## TASK DETAILS
In the records that come next, find every line with "title". Return those lines.

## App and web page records
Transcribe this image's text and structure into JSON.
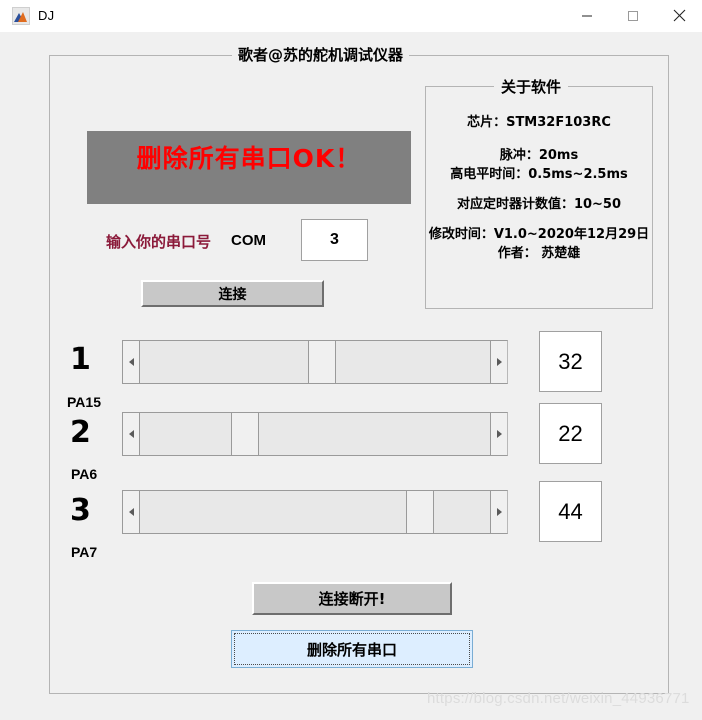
{
  "window": {
    "title": "DJ",
    "icon": "matlab-app-icon",
    "controls": {
      "minimize": "minimize-icon",
      "maximize": "maximize-icon",
      "close": "close-icon"
    }
  },
  "main_panel": {
    "title": "歌者@苏的舵机调试仪器"
  },
  "status": {
    "text": "删除所有串口OK！",
    "text_color": "#ff0000",
    "background_color": "#808080"
  },
  "com": {
    "label": "输入你的串口号",
    "label_color": "#8b1a3a",
    "prefix": "COM",
    "value": "3"
  },
  "buttons": {
    "connect": "连接",
    "disconnect": "连接断开!",
    "delete_ports": "删除所有串口"
  },
  "about": {
    "title": "关于软件",
    "lines": [
      "芯片：STM32F103RC",
      "脉冲：20ms",
      "高电平时间：0.5ms~2.5ms",
      "对应定时器计数值：10~50",
      "修改时间：V1.0~2020年12月29日",
      "作者： 苏楚雄"
    ]
  },
  "sliders": [
    {
      "index": "1",
      "pin": "PA15",
      "value": "32",
      "thumb_percent": 52,
      "min": 10,
      "max": 50
    },
    {
      "index": "2",
      "pin": "PA6",
      "value": "22",
      "thumb_percent": 30,
      "min": 10,
      "max": 50
    },
    {
      "index": "3",
      "pin": "PA7",
      "value": "44",
      "thumb_percent": 80,
      "min": 10,
      "max": 50
    }
  ],
  "watermark": {
    "text": "https://blog.csdn.net/weixin_44936771"
  }
}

## REPLY TO THE TASK
    "title": "DJ",
    "title": "歌者@苏的舵机调试仪器"
    "title": "关于软件",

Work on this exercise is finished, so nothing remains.